THE yswara tea philosophy

The YSWARA Tea Philosophy is an Afro-Zen TEA philosophy in which diverse, cross cultural elements combine in the ritualised art of tea.

Each pour and sip blends the solitary meditative minimalism of Asia’s ancient tea cultures with the gregarious, abundant communion of African hospitality.

Here’s how… 


From the Chinese Tao of Tea we draw gracious, spiritual strength. In its associated Chadao tea ceremony we find individual insights into mindful, harmonious inner peace. In the Japanese concept of Wabi-Sabi we celebrate transience of all things and acknowledge that there is beauty in the imperfect, impermanent and incomplete.

From the traditional Ubuntu value system of Southern Africa we gather up the permanent bonds of community, hospitality and humanity. In West African Teranga practices we find an inspirational generosity of spirit. Ubuntu is a Zulu language word and concept which conveys a sense that a person is a person through their connections with other people. Within Ubuntu universal bonds of sharing are the essential essence of humanity.

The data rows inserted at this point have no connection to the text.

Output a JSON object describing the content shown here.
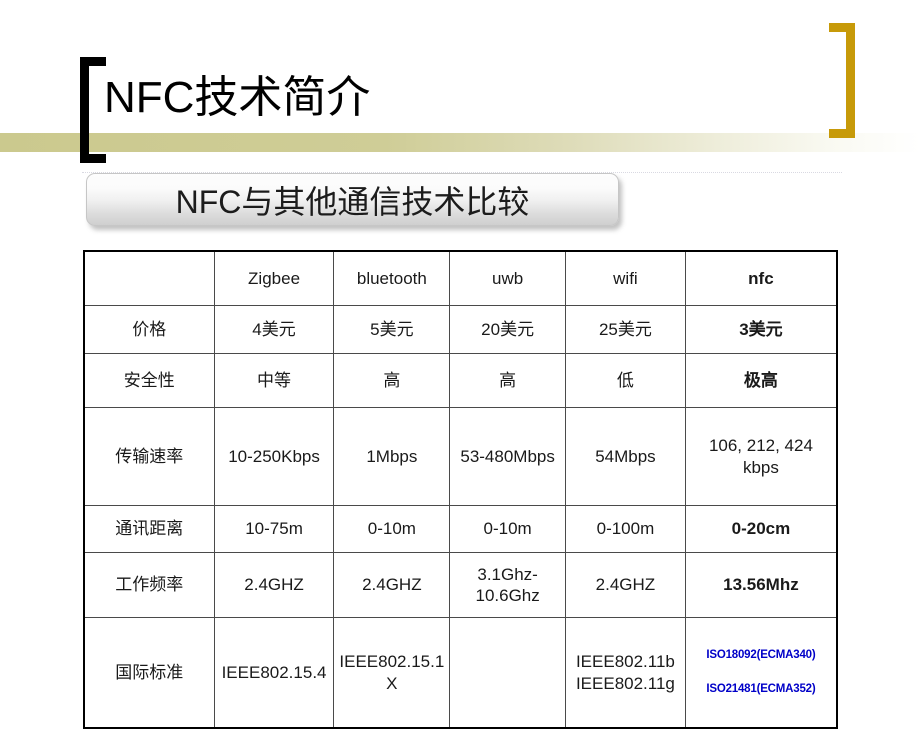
{
  "slide": {
    "title": "NFC技术简介",
    "subtitle": "NFC与其他通信技术比较",
    "accent_gold": "#c79a09",
    "accent_olive": "#cbc98e",
    "accent_blue": "#0000c8",
    "accent_red": "#ff0000"
  },
  "table": {
    "corner_label": "",
    "columns": [
      "",
      "Zigbee",
      "bluetooth",
      "uwb",
      "wifi",
      "nfc"
    ],
    "rows": [
      {
        "label": "价格",
        "cells": [
          "4美元",
          "5美元",
          "20美元",
          "25美元"
        ],
        "nfc": "3美元"
      },
      {
        "label": "安全性",
        "cells": [
          "中等",
          "高",
          "高",
          "低"
        ],
        "nfc": "极高"
      },
      {
        "label": "传输速率",
        "cells": [
          "10-250Kbps",
          "1Mbps",
          "53-480Mbps",
          "54Mbps"
        ],
        "nfc": "106, 212, 424 kbps"
      },
      {
        "label": "通讯距离",
        "cells": [
          "10-75m",
          "0-10m",
          "0-10m",
          "0-100m"
        ],
        "nfc": "0-20cm"
      },
      {
        "label": "工作频率",
        "cells": [
          "2.4GHZ",
          "2.4GHZ",
          "3.1Ghz-10.6Ghz",
          "2.4GHZ"
        ],
        "nfc": "13.56Mhz"
      },
      {
        "label": "国际标准",
        "cells": [
          "IEEE802.15.4",
          "IEEE802.15.1X",
          "",
          "IEEE802.11b IEEE802.11g"
        ],
        "nfc_line1": "ISO18092(ECMA340)",
        "nfc_line2": "ISO21481(ECMA352)"
      }
    ]
  }
}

The term Teranga comes from the Senegalese Wolof language and is often translated into English as ‘hospitality’, but the full extent of Teranga’s munificence is reflected in the Senegalese proverb which holds that, ‘a visitor or stranger is a king and should be treated as such.’ Within these African ethical codes wealth measured not by the quantity of possessions but rather by the manner in which such blessings are shared.

At Yswara we see Tao and Teranga as aspects of a greater whole. For us Ubuntu and Wabi Sabi complete circles of being to form a global understanding.

We recognise that wisdom is drawn from tea taken in solitary contemplation but that it also rises clear and true from the empathetic communion of humanity.

Each Yswara tea is infused with precious insight into the multifaceted magnificence of the global human spirit.

The conversation between the tea and oneself is far more important than anything that needs to be said out loud—if one wishes to listen.
— A. Fisher